Subscribe to our mailing list

* indicates required

1940: Hattie McDaniel’s Stirring Academy Award Winning Speech As The First Black Oscar Winner

By on 28 February 2014 | comments 0

 

ON February 29, 1940, Hattie McDaniel became the first African American to win an Academy Award, winning the Best Supporting Actress Oscar for giving life to Mammy, the Gone with the Wind house servant. Fay Bainter heralded McDaniel by telling the audience that the gong “opens the doors of this room, moves back the walls, and enables us to embrace the whole of America….”

Hattie McDaniel, left, was given the Motion Picture Academy award for the best performance of an actress in a supporting role in 1939 for her work as "Mammy" in the film version of "Gone With the Wind" on Feb. 29, 1940 in Los Angeles, Calif. The presentation of the award was given by actress Fay Bainter, right.

Hattie McDaniel, left, was given the Motion Picture Academy award for the best performance of an actress in a supporting role in 1939 for her work as “Mammy” in the film version of “Gone With the Wind” on Feb. 29, 1940 in Los Angeles, Calif. The presentation of the award was given by actress Fay Bainter, right.

 

Vivien Leigh had seen off Bette Davis, Irene Dunne, Greta Garbo and Greer Garson to win the best actress award for playing Scarlett in GWTW, that year’s Best Picture, which somehow beat The Wizard Of Oz. (In all, Gone With The Wind won 8 Oscars.)

 

British actress Vivien Leigh, holding her Oscar, which she won for Best Actress for her role in the film "Gone With The Wind", talks to American film producer David O. Selznick, at the banquet of the Academy of Motion Pictures, Arts and Sciences, in Hollywood, Calif., on Feb. 29, 1940. Selznick also won a special award for the same film.
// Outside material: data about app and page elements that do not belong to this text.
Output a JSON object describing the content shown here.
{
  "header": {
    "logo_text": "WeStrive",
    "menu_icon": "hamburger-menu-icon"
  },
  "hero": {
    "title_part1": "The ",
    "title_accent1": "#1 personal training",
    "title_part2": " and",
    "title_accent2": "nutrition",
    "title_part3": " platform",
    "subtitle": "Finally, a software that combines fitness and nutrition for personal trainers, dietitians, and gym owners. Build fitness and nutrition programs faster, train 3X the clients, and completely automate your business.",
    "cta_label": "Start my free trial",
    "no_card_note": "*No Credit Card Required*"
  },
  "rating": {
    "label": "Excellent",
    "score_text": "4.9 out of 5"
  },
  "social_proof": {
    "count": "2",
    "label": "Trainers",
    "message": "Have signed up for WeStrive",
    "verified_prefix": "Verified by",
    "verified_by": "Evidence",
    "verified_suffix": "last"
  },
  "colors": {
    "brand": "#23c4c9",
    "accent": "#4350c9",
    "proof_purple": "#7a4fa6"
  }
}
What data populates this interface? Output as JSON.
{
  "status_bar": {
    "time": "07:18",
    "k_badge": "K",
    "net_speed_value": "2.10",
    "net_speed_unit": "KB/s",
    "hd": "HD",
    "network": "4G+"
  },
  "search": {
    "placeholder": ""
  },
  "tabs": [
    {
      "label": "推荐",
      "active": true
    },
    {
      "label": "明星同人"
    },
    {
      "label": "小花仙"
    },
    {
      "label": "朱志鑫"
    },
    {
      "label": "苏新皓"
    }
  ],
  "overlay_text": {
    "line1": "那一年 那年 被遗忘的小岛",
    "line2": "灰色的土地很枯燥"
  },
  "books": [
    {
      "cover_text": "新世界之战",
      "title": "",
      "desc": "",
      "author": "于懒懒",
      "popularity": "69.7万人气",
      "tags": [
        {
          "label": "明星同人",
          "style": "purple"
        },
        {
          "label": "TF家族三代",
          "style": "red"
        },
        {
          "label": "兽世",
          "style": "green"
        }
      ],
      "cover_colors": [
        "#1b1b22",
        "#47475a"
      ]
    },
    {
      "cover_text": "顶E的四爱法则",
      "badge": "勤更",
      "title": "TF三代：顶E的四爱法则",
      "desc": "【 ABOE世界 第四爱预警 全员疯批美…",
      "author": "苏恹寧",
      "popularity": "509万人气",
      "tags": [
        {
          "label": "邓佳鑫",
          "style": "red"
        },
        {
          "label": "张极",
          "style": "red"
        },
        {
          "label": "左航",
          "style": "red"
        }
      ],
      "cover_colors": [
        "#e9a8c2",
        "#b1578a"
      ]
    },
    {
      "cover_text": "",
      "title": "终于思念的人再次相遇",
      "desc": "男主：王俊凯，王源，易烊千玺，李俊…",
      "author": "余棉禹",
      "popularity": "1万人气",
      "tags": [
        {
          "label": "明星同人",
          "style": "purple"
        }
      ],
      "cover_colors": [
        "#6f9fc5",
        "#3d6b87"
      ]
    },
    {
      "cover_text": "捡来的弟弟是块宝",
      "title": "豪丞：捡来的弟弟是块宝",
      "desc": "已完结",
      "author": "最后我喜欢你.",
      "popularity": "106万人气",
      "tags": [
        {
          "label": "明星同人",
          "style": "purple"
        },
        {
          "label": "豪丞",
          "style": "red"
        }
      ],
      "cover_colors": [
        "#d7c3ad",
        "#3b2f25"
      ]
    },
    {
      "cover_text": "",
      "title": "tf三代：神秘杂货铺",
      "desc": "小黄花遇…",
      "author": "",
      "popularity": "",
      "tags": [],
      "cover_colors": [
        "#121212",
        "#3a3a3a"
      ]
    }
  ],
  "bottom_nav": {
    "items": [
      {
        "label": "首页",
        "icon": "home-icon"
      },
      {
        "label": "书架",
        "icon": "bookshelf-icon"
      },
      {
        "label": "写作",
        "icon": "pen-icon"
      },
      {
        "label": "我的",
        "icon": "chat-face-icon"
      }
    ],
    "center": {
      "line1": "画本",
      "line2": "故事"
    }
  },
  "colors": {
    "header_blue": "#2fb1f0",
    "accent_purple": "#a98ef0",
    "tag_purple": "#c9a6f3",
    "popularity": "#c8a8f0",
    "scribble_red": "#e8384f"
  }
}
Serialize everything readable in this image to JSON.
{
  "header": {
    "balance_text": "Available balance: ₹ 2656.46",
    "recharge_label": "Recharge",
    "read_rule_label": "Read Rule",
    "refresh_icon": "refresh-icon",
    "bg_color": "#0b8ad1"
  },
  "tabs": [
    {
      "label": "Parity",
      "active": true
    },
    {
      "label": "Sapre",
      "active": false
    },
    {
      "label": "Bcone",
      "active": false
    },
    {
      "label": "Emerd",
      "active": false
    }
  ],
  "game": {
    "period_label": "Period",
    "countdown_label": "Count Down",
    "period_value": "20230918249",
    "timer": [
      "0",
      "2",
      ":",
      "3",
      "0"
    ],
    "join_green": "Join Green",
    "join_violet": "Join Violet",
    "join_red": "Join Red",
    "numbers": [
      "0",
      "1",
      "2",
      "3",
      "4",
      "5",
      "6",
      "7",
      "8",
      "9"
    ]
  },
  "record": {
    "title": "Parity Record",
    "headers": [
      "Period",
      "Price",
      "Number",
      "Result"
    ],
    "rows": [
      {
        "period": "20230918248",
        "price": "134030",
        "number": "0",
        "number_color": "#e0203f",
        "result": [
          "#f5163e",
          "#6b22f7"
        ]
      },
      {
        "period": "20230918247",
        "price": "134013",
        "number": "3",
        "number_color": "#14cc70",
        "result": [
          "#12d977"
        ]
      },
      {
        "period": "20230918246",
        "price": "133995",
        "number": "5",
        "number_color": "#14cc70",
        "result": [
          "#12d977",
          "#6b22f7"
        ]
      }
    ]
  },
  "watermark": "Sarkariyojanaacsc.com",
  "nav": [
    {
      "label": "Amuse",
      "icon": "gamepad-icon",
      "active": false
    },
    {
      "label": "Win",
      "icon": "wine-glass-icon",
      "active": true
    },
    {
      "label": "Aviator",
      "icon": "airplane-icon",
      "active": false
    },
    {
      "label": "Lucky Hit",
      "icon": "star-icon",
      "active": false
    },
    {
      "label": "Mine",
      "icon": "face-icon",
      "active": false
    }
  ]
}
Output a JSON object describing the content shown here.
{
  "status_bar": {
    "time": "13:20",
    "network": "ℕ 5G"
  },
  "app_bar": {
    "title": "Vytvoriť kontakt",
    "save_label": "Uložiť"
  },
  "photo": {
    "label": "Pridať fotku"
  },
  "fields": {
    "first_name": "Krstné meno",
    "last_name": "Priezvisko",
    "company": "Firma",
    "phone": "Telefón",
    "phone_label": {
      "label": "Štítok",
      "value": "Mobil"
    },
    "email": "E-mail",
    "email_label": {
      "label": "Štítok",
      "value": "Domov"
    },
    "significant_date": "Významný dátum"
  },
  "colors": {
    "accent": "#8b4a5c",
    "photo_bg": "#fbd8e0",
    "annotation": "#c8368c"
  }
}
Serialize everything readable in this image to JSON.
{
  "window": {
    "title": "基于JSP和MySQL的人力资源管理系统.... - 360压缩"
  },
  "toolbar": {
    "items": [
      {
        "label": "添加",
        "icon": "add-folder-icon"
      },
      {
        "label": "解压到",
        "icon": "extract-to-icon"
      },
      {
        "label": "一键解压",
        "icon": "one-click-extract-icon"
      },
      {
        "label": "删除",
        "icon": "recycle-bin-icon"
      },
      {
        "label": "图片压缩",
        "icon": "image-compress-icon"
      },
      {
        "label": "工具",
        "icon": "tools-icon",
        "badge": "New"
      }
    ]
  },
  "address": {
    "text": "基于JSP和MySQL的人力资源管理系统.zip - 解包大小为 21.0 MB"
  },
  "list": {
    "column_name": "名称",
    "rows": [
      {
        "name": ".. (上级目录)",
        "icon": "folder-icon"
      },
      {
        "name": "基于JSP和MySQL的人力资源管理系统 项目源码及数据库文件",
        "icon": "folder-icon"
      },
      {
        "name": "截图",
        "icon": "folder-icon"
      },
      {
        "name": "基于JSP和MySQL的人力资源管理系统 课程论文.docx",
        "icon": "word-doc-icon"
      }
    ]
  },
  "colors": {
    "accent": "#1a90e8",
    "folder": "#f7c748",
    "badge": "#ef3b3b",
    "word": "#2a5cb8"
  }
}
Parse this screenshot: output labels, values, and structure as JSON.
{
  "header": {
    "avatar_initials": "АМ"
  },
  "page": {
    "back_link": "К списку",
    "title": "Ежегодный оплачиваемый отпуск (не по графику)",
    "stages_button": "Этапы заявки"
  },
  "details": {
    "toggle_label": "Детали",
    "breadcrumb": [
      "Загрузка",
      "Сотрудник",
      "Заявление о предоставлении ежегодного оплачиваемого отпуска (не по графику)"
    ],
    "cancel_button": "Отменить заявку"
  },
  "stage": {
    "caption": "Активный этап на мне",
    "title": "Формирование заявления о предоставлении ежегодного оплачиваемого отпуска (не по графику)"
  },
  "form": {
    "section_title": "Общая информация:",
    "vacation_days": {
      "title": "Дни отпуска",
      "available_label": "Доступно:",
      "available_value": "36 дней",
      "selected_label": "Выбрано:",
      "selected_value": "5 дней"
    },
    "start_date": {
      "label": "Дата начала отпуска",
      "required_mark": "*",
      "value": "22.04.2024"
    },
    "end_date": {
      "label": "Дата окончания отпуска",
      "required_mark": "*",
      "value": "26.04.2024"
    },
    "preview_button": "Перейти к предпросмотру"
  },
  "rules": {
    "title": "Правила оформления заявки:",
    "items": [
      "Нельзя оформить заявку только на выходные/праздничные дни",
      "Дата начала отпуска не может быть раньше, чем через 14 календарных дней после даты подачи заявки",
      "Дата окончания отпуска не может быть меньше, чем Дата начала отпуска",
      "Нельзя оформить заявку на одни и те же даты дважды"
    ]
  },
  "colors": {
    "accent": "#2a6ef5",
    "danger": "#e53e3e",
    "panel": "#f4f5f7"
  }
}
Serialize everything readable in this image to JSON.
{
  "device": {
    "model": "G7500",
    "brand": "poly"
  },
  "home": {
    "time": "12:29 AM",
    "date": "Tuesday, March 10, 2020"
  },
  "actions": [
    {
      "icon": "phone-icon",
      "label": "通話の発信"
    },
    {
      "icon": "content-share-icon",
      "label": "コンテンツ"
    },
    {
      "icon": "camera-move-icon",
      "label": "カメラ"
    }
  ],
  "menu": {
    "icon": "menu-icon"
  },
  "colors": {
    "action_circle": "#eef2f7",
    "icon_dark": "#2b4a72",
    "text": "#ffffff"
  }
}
British actress Vivien Leigh, holding her Oscar, which she won for Best Actress for her role in the film “Gone With The Wind”, talks to American film producer David O. Selznick, at the banquet of the Academy of Motion Pictures, Arts and Sciences, in Hollywood, Calif., on Feb. 29, 1940. Selznick also won a special award for the same film.

 

And now McDanile had bested Olivia de Havilland, Geraldine Fitzgerald, Edna May Oliver and Maria Ouspenskaya (all white) to take the ultimate accolade.

McDaniel, who had been seated in the cheap seats by the kitchen, had been banned from attending the film’s premier in Atlanta on account of her skin hues and attending the Atlanta premiere.

Daily Variety noted: “Not only was she the first of her race to receive an Award, but she was also the first Negro ever to sit at an Academy banquet”.

It wasn’t until Sidney Poitier, won a best actor Oscar in 1963 that a black face won an acting Oscar.

 

Sidney Poitier was named best actor of the year for 1964 for his role in "Lilies of the Field," awarded by actress Anne Bancroft, at right, at ceremonies in Santa Monica, Calif. on April 13, 1964. The award was presented by the Motion Picture Academy.

Sidney Poitier was named best actor of the year for 1964 for his role in “Lilies of the Field,” awarded by actress Anne Bancroft, at right, at ceremonies in Santa Monica, Calif. on April 13, 1964. The award was presented by the Motion Picture Academy.

 

Those walls took a lot more moving than Bainter thought they would.

A stack of envelopes, all with the stamp featuring Gone with the Wind's Hattie McDaniel, rest for sale on a table after being stamped with a commemorative postmarks, or cancelled, during the second unveiling of the stamp by the USPS in a ceremony to honor the actress, at Margaret Mitchell historic homeplace in Atlanta, Wednesday, Feb. 22, 2006. The 39-cent stamp depicts McDaniel in a 1941 photograph in the blue dress she wore when she received the Oscar for best supporting actress.

A stack of envelopes, all with the stamp featuring Gone with the Wind’s Hattie McDaniel, rest for sale on a table after being stamped with a commemorative postmarks, or cancelled, during the second unveiling of the stamp by the USPS in a ceremony to honor the actress, at Margaret Mitchell historic homeplace in Atlanta, Wednesday, Feb. 22, 2006. The 39-cent stamp depicts McDaniel in a 1941 photograph in the blue dress she wore when she received the Oscar for best supporting actress.